PFCs; the very useful and ‘non-reactive’ chemical compound that is used to make 1000s of products that we use everyday; from pizza boxes to waterproof jackets. Thing is, they aren’t as non-reactive as we once thought- in fact, under the extreme conditions of the stratosphere they break down and become highly reactive. And reactive chemical compounds are never a good thing in the environment, or ultimately, in us.
In recent years, scientists worldwide have dug deeper into the issues surrounding PFCs. This research has brought to light some invaluable details. In 2015, scientists collaborated together to publish the Madrid Statement which highlighted their concerns regarding the production and release of these polyfluorinated compounds (and perfluorinated compounds) which are notorious members of the perhalogen family.

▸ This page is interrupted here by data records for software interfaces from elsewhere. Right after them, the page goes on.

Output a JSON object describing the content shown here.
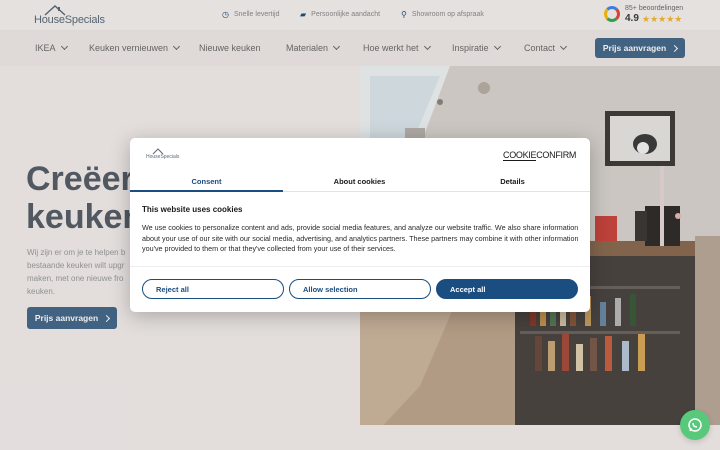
{
  "brand": {
    "name": "HouseSpecials"
  },
  "topbar": {
    "usps": [
      {
        "icon": "clock-icon",
        "label": "Snelle levertijd"
      },
      {
        "icon": "chat-icon",
        "label": "Persoonlijke aandacht"
      },
      {
        "icon": "location-pin-icon",
        "label": "Showroom op afspraak"
      }
    ],
    "google": {
      "count": "85+ beoordelingen",
      "rating": "4.9",
      "stars": "★★★★★"
    }
  },
  "nav": {
    "items": [
      {
        "label": "IKEA",
        "dropdown": true
      },
      {
        "label": "Keuken vernieuwen",
        "dropdown": true
      },
      {
        "label": "Nieuwe keuken",
        "dropdown": false
      },
      {
        "label": "Materialen",
        "dropdown": true
      },
      {
        "label": "Hoe werkt het",
        "dropdown": true
      },
      {
        "label": "Inspiratie",
        "dropdown": true
      },
      {
        "label": "Contact",
        "dropdown": true
      }
    ],
    "cta": "Prijs aanvragen"
  },
  "hero": {
    "title_line1": "Creëer",
    "title_line2": "keuken",
    "text": "Wij zijn er om je te helpen b... bestaande keuken wilt upgr... maken, met one nieuwe fro... keuken.",
    "text_lines": [
      "Wij zijn er om je te helpen b",
      "bestaande keuken wilt upgr",
      "maken, met one nieuwe fro",
      "keuken."
    ],
    "cta": "Prijs aanvragen"
  },
  "cookie": {
    "provider_left": "COOKIE",
    "provider_right": "CONFIRM",
    "tabs": [
      "Consent",
      "About cookies",
      "Details"
    ],
    "active_tab": "Consent",
    "heading": "This website uses cookies",
    "body": "We use cookies to personalize content and ads, provide social media features, and analyze our website traffic. We also share information about your use of our site with our social media, advertising, and analytics partners. These partners may combine it with other information you've provided to them or that they've collected from your use of their services.",
    "buttons": {
      "reject": "Reject all",
      "selection": "Allow selection",
      "accept": "Accept all"
    }
  },
  "colors": {
    "accent": "#45688a",
    "cookie_blue": "#1a4d80",
    "whatsapp": "#58c97a",
    "stars": "#f2b636"
  }
}
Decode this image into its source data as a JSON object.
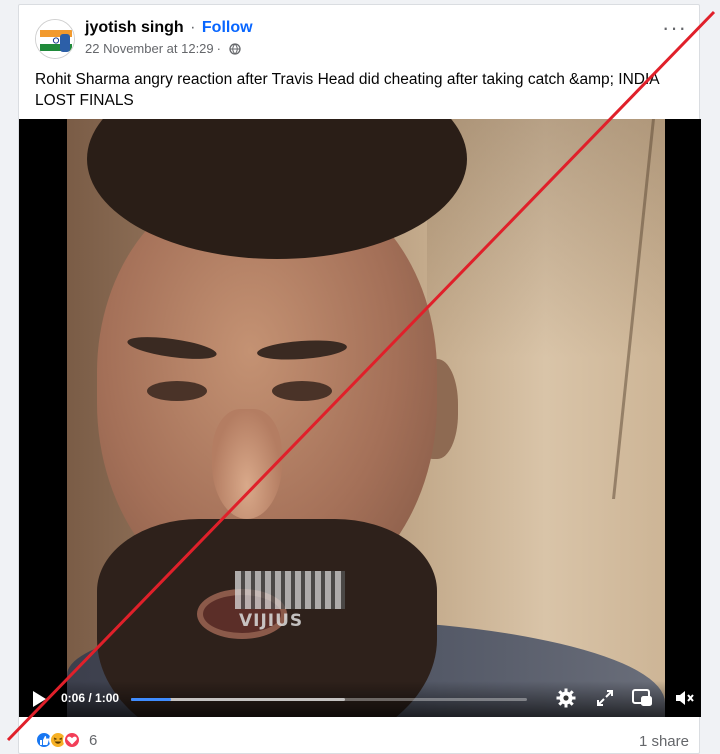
{
  "post": {
    "author_name": "jyotish singh",
    "separator": "·",
    "follow_label": "Follow",
    "timestamp": "22 November at 12:29",
    "timestamp_sep": "·",
    "more_label": "···",
    "text": "Rohit Sharma angry reaction after Travis Head did cheating after taking catch &amp; INDIA LOST FINALS"
  },
  "video": {
    "watermark_text": "VIJIUS",
    "current_time": "0:06",
    "duration": "1:00",
    "time_display": "0:06 / 1:00",
    "progress_fraction": 0.1,
    "buffered_fraction": 0.54,
    "controls": [
      "play-icon",
      "settings-icon",
      "fullscreen-icon",
      "picture-in-picture-icon",
      "mute-icon"
    ]
  },
  "footer": {
    "reaction_icons": [
      "like-icon",
      "haha-icon",
      "love-icon"
    ],
    "reaction_count": "6",
    "shares_label": "1 share"
  },
  "colors": {
    "accent": "#0866ff",
    "cross_line": "#e0202a",
    "progress": "#3f8cff"
  }
}
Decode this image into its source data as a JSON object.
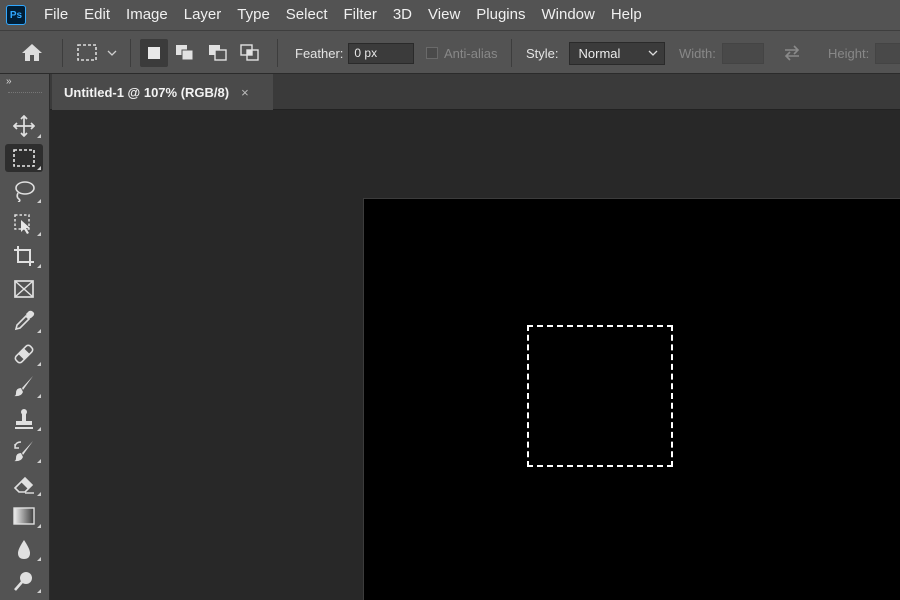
{
  "app": {
    "logo_text": "Ps"
  },
  "menu": [
    "File",
    "Edit",
    "Image",
    "Layer",
    "Type",
    "Select",
    "Filter",
    "3D",
    "View",
    "Plugins",
    "Window",
    "Help"
  ],
  "options": {
    "home_icon": "home-icon",
    "tool_preset_icon": "rectangular-marquee-icon",
    "selection_modes": [
      "new-selection",
      "add-to-selection",
      "subtract-from-selection",
      "intersect-with-selection"
    ],
    "feather_label": "Feather:",
    "feather_value": "0 px",
    "antialias_label": "Anti-alias",
    "style_label": "Style:",
    "style_value": "Normal",
    "width_label": "Width:",
    "width_value": "",
    "height_label": "Height:",
    "height_value": ""
  },
  "document_tab": {
    "title": "Untitled-1 @ 107% (RGB/8)",
    "close": "×"
  },
  "toolbar": {
    "collapse": "»",
    "tools": [
      "move",
      "rectangular-marquee",
      "lasso",
      "object-selection",
      "crop",
      "frame",
      "eyedropper",
      "spot-healing-brush",
      "brush",
      "clone-stamp",
      "history-brush",
      "eraser",
      "gradient",
      "blur",
      "dodge"
    ],
    "active_tool": "rectangular-marquee"
  },
  "canvas": {
    "background": "#000000",
    "selection": "rectangle"
  }
}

There is increasing evidence showing that PFCs are bioaccumulative and, crucially, toxic, in the environment and within the human body. A number of the compounds have been listed as persistent organic pollutants. In a time where science and technology is at the forefront of civilisation, driving forward change, sometimes we develop before we know the full story – and sometimes it is the only way.
However, now, in 2016, we should be focusing on sincerely caring for this planet that we have stripped so much from. We have synthesised these fascinating chemicals but later come to realise that they bite us in the tail. It is now that we need to increase our awareness and conscientiousness of what is going on around us at the microscopic scale. We can no longer rely on our senses to judge our surroundings as we cannot see or hear the chemicals making up a product, in our drinking water or the waves that our emitted from our wifi. We need to use our minds to evaluate the good, the bad and the ugly and take a critical approach to everything that we accept as fact.
For example, we accept that our waterproof coat is indeed waterproof – but we need to look further – why is it waterproof? We know that these are synthetic materials, what happens when these break down?
PFCs are derived from saturated hydrocarbons in which all the hydrogen atoms have been replaced with a fluorine atom – hence the prefix ‘per’ which stems from Latin meaning ‘thoroughly’; the carbon chain can be no further fluorinated. The most well known usage of PFC is polytetrafluoroethylene (PTFE), also known as Teflon.
PFCs have many useful applications due to their omniphobicity which allows them to repel water and oil. This makes them ideal for composing coatings for products in the sporting industry (waterproofs), fast food wrappers/ anti-stick cooking utensils and pans and stain resistance for clothes and furnishings.
Fluorocarbons have very high stability as a compound. Fluorine is the most electronegative element (attracts other atoms) and once bonded, it has fulfilled its desire to have a full octet of electrons- therefore, there is little to make it want to dissociate from its carbon bond. It was this chemical inertness that meant for many years, it was believed that PFCs were biologically inert and unable to break down in the body. It was this stability of halogens in the troposphere that led to their use in aerosols back in the 70s. It was then discovered that once these compounds are subject to extreme conditions in the stratosphere, this leads to photolysis of the halogenated compounds which in turn produced halogen radicals which are highly reactive. It was this reactivity that caused damage to the ozone layer and produced the hole over Antartica prior to the Montreal Protocol of ’89.
There is no evidence to suggest that PFCs go directly through the skin. They enter the body through breakdown in the environment which then ends up in the food chain and water supplies which can then enter your body. The majority of PFCs that enter the environment from repellent materials is during the manufacturing process.
One industry that is taking steps to eliminate PFCs from their products is the outdoor industry. There has been a recent movement towards zero discharge of hazardous chemicals (ZDHC) within the textile and footwear supply chains.
Greenpeace have been pushing this move with their Detox campaign for a number of years. The following video by Greenpeace gives an excellent summary of the issues facing us.
Many outdoor clothing manufacturers have moved away from the more harmful C8 fluorocarbon constructions and towards using C6 fluorocarbon compounds which offers a well-performing product made from a compound that is less hazardous than its longer-chained predecessor. For most companies, C6 compounds are seen as an intermediate on the journey to high performance, PFC-free products- but for the time being, the technology needed to obtain this balance is simply not quite there.
Watch this space.
Greenpeace Tell outdoor brands to detox! Available at: http://detox-outdoor.org/en/about-pfc/ (Accessed: 8 June 2016)